Records from a collection
━━━━━━━━

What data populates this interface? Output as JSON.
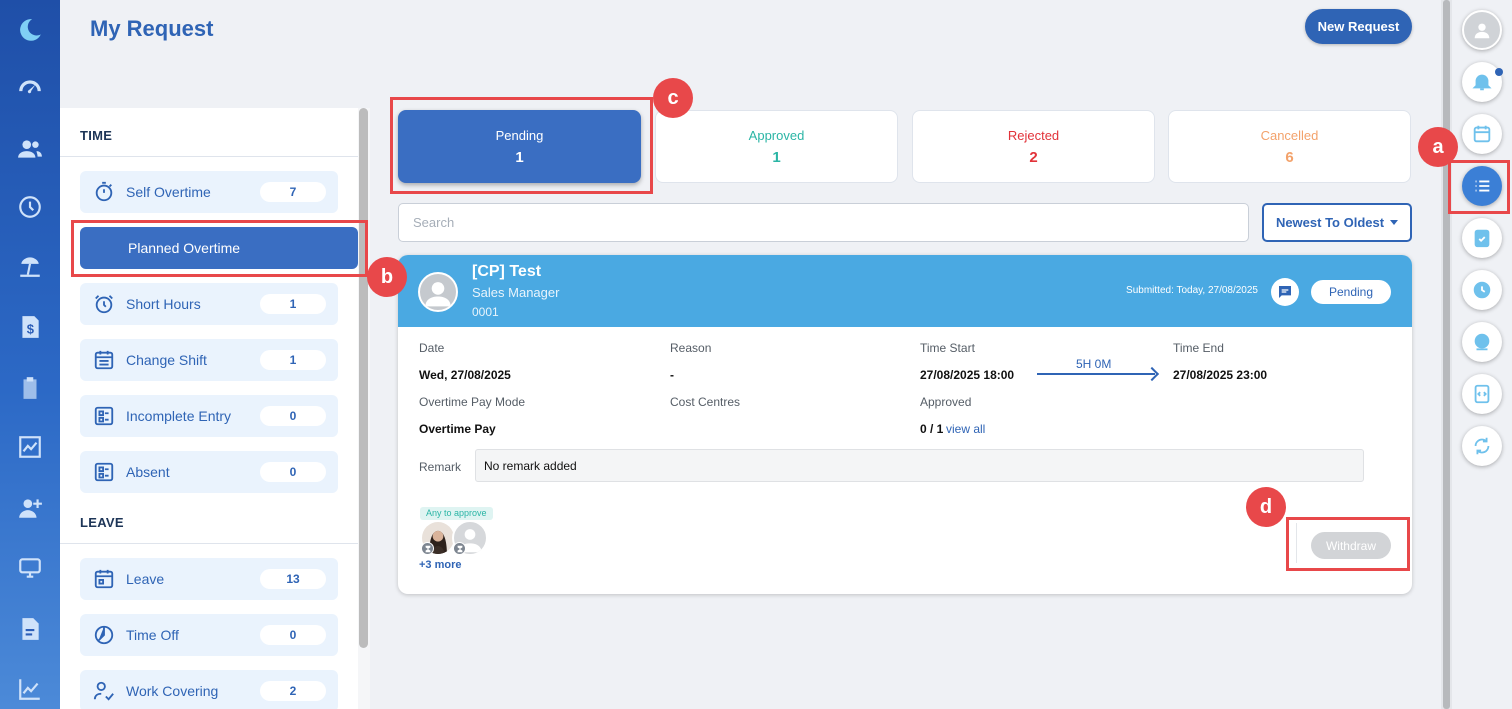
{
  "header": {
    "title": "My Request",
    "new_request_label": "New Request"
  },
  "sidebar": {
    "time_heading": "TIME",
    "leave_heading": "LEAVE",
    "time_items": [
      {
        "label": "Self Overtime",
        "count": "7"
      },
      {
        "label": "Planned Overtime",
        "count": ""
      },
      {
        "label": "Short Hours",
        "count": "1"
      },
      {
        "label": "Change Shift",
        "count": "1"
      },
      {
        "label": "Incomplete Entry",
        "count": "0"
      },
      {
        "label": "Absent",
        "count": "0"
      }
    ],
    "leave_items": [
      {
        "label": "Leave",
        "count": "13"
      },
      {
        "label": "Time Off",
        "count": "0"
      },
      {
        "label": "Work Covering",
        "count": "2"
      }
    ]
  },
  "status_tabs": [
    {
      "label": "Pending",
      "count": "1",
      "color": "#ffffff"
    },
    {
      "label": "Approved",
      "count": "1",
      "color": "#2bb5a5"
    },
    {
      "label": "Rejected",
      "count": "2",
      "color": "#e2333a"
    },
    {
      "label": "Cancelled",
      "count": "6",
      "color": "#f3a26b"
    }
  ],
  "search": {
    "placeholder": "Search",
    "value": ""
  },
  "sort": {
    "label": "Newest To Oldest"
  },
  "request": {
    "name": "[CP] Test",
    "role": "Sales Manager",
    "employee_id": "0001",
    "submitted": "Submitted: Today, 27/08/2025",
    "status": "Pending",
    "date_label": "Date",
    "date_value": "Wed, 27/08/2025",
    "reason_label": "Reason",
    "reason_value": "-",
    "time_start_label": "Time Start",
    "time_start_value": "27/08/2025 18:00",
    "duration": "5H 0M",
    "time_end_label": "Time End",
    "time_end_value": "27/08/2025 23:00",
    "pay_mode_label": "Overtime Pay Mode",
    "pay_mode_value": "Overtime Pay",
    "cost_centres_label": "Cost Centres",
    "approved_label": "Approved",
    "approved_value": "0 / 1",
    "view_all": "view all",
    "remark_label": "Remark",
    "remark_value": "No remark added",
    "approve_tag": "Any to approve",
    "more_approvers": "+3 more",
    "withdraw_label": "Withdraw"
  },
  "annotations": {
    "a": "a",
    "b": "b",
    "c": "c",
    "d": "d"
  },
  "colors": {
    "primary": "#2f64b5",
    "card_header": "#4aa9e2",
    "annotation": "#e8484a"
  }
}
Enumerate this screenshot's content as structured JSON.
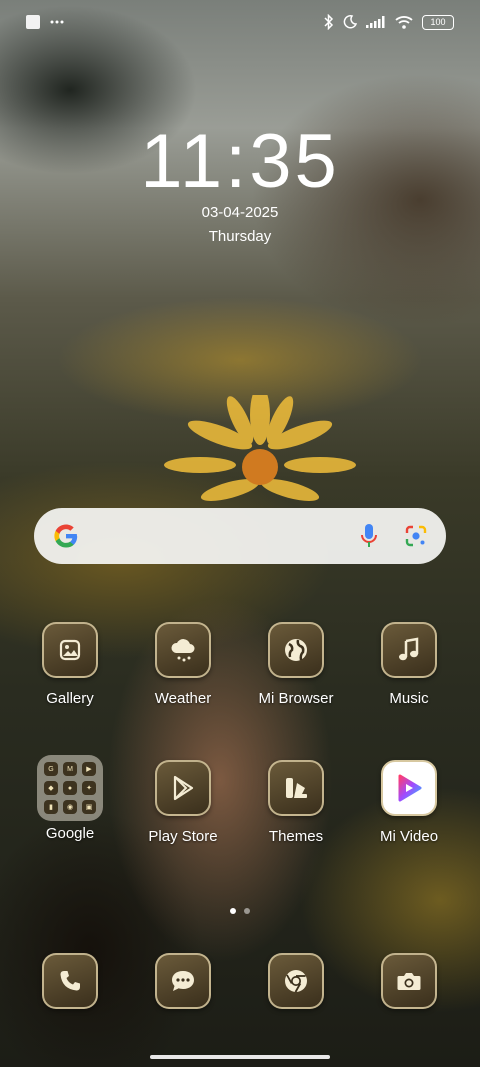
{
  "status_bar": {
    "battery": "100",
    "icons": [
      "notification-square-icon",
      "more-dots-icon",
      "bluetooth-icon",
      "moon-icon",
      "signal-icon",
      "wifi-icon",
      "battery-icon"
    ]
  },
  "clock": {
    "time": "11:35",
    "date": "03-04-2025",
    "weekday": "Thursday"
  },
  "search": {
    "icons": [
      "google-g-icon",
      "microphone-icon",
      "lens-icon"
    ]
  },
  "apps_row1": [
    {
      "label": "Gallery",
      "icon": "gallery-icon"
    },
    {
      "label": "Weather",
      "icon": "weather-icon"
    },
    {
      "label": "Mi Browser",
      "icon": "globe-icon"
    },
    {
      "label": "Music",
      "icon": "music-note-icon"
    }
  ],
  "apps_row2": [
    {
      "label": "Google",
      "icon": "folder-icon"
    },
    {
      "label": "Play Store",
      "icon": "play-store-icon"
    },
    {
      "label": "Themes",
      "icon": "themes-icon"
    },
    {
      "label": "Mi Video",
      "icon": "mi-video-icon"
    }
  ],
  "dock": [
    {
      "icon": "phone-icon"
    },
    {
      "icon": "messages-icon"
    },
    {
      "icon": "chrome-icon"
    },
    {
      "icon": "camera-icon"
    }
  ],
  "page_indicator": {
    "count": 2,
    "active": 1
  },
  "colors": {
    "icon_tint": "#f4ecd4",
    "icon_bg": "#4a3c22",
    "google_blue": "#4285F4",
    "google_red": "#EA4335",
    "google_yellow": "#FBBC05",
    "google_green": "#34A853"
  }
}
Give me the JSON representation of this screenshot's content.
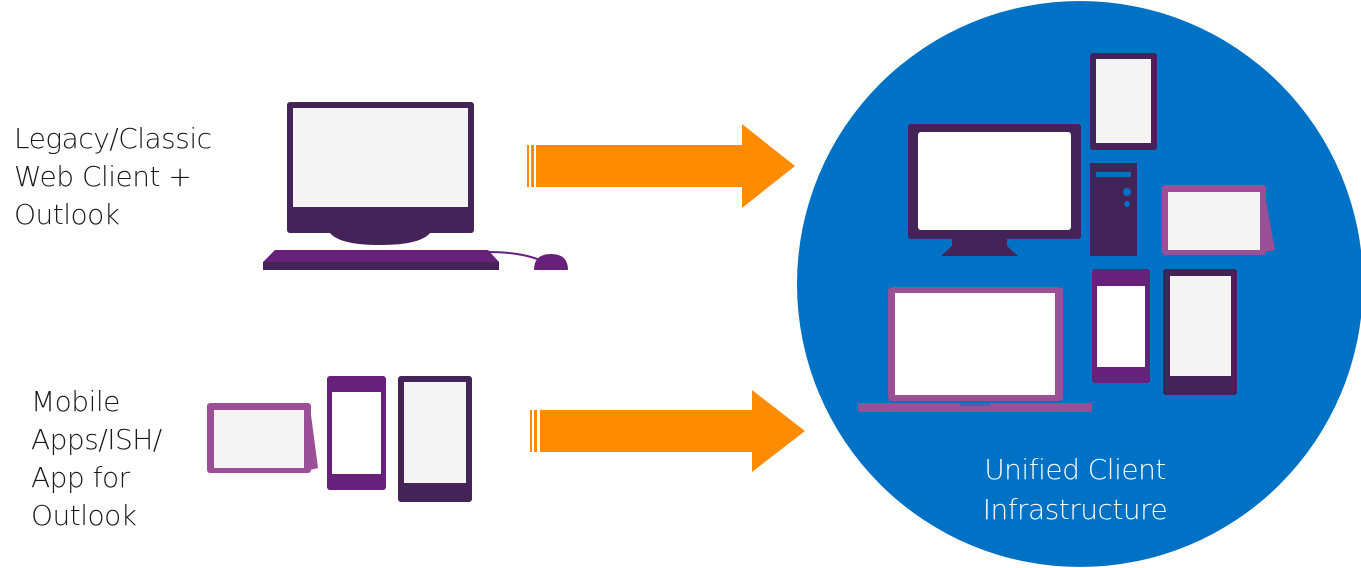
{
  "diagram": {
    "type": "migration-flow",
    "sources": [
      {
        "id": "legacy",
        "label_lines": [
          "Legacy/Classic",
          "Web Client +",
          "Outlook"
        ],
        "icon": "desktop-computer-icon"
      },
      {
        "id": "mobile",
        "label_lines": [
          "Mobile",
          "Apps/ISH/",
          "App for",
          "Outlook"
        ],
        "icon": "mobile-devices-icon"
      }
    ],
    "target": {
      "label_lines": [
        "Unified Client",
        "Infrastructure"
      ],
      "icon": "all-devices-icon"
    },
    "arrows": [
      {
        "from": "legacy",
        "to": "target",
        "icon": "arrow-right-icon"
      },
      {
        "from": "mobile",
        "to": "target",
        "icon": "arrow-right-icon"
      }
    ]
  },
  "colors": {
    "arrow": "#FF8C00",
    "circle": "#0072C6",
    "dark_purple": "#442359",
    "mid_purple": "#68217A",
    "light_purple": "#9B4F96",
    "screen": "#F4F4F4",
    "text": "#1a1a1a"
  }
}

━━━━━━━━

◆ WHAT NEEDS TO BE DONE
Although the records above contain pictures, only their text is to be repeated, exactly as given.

◆ SOLUTION FOR THIS PROBLEM
What data populates this interface? Output as JSON.
{
  "header": {
    "title": "My Request",
    "new_request_label": "New Request"
  },
  "sidebar": {
    "time_heading": "TIME",
    "leave_heading": "LEAVE",
    "time_items": [
      {
        "label": "Self Overtime",
        "count": "7"
      },
      {
        "label": "Planned Overtime",
        "count": ""
      },
      {
        "label": "Short Hours",
        "count": "1"
      },
      {
        "label": "Change Shift",
        "count": "1"
      },
      {
        "label": "Incomplete Entry",
        "count": "0"
      },
      {
        "label": "Absent",
        "count": "0"
      }
    ],
    "leave_items": [
      {
        "label": "Leave",
        "count": "13"
      },
      {
        "label": "Time Off",
        "count": "0"
      },
      {
        "label": "Work Covering",
        "count": "2"
      }
    ]
  },
  "status_tabs": [
    {
      "label": "Pending",
      "count": "1",
      "color": "#ffffff"
    },
    {
      "label": "Approved",
      "count": "1",
      "color": "#2bb5a5"
    },
    {
      "label": "Rejected",
      "count": "2",
      "color": "#e2333a"
    },
    {
      "label": "Cancelled",
      "count": "6",
      "color": "#f3a26b"
    }
  ],
  "search": {
    "placeholder": "Search",
    "value": ""
  },
  "sort": {
    "label": "Newest To Oldest"
  },
  "request": {
    "name": "[CP] Test",
    "role": "Sales Manager",
    "employee_id": "0001",
    "submitted": "Submitted: Today, 27/08/2025",
    "status": "Pending",
    "date_label": "Date",
    "date_value": "Wed, 27/08/2025",
    "reason_label": "Reason",
    "reason_value": "-",
    "time_start_label": "Time Start",
    "time_start_value": "27/08/2025 18:00",
    "duration": "5H 0M",
    "time_end_label": "Time End",
    "time_end_value": "27/08/2025 23:00",
    "pay_mode_label": "Overtime Pay Mode",
    "pay_mode_value": "Overtime Pay",
    "cost_centres_label": "Cost Centres",
    "approved_label": "Approved",
    "approved_value": "0 / 1",
    "view_all": "view all",
    "remark_label": "Remark",
    "remark_value": "No remark added",
    "approve_tag": "Any to approve",
    "more_approvers": "+3 more",
    "withdraw_label": "Withdraw"
  },
  "annotations": {
    "a": "a",
    "b": "b",
    "c": "c",
    "d": "d"
  },
  "colors": {
    "primary": "#2f64b5",
    "card_header": "#4aa9e2",
    "annotation": "#e8484a"
  }
}
Enumerate this screenshot's content as structured JSON.
{
  "status_bar": {
    "battery": "100",
    "icons": [
      "notification-square-icon",
      "more-dots-icon",
      "bluetooth-icon",
      "moon-icon",
      "signal-icon",
      "wifi-icon",
      "battery-icon"
    ]
  },
  "clock": {
    "time": "11:35",
    "date": "03-04-2025",
    "weekday": "Thursday"
  },
  "search": {
    "icons": [
      "google-g-icon",
      "microphone-icon",
      "lens-icon"
    ]
  },
  "apps_row1": [
    {
      "label": "Gallery",
      "icon": "gallery-icon"
    },
    {
      "label": "Weather",
      "icon": "weather-icon"
    },
    {
      "label": "Mi Browser",
      "icon": "globe-icon"
    },
    {
      "label": "Music",
      "icon": "music-note-icon"
    }
  ],
  "apps_row2": [
    {
      "label": "Google",
      "icon": "folder-icon"
    },
    {
      "label": "Play Store",
      "icon": "play-store-icon"
    },
    {
      "label": "Themes",
      "icon": "themes-icon"
    },
    {
      "label": "Mi Video",
      "icon": "mi-video-icon"
    }
  ],
  "dock": [
    {
      "icon": "phone-icon"
    },
    {
      "icon": "messages-icon"
    },
    {
      "icon": "chrome-icon"
    },
    {
      "icon": "camera-icon"
    }
  ],
  "page_indicator": {
    "count": 2,
    "active": 1
  },
  "colors": {
    "icon_tint": "#f4ecd4",
    "icon_bg": "#4a3c22",
    "google_blue": "#4285F4",
    "google_red": "#EA4335",
    "google_yellow": "#FBBC05",
    "google_green": "#34A853"
  }
}
Give me the JSON representation of this screenshot's content.
{
  "diagram": {
    "type": "migration-flow",
    "sources": [
      {
        "id": "legacy",
        "label_lines": [
          "Legacy/Classic",
          "Web Client +",
          "Outlook"
        ],
        "icon": "desktop-computer-icon"
      },
      {
        "id": "mobile",
        "label_lines": [
          "Mobile",
          "Apps/ISH/",
          "App for",
          "Outlook"
        ],
        "icon": "mobile-devices-icon"
      }
    ],
    "target": {
      "label_lines": [
        "Unified Client",
        "Infrastructure"
      ],
      "icon": "all-devices-icon"
    },
    "arrows": [
      {
        "from": "legacy",
        "to": "target",
        "icon": "arrow-right-icon"
      },
      {
        "from": "mobile",
        "to": "target",
        "icon": "arrow-right-icon"
      }
    ]
  },
  "colors": {
    "arrow": "#FF8C00",
    "circle": "#0072C6",
    "dark_purple": "#442359",
    "mid_purple": "#68217A",
    "light_purple": "#9B4F96",
    "screen": "#F4F4F4",
    "text": "#1a1a1a"
  }
}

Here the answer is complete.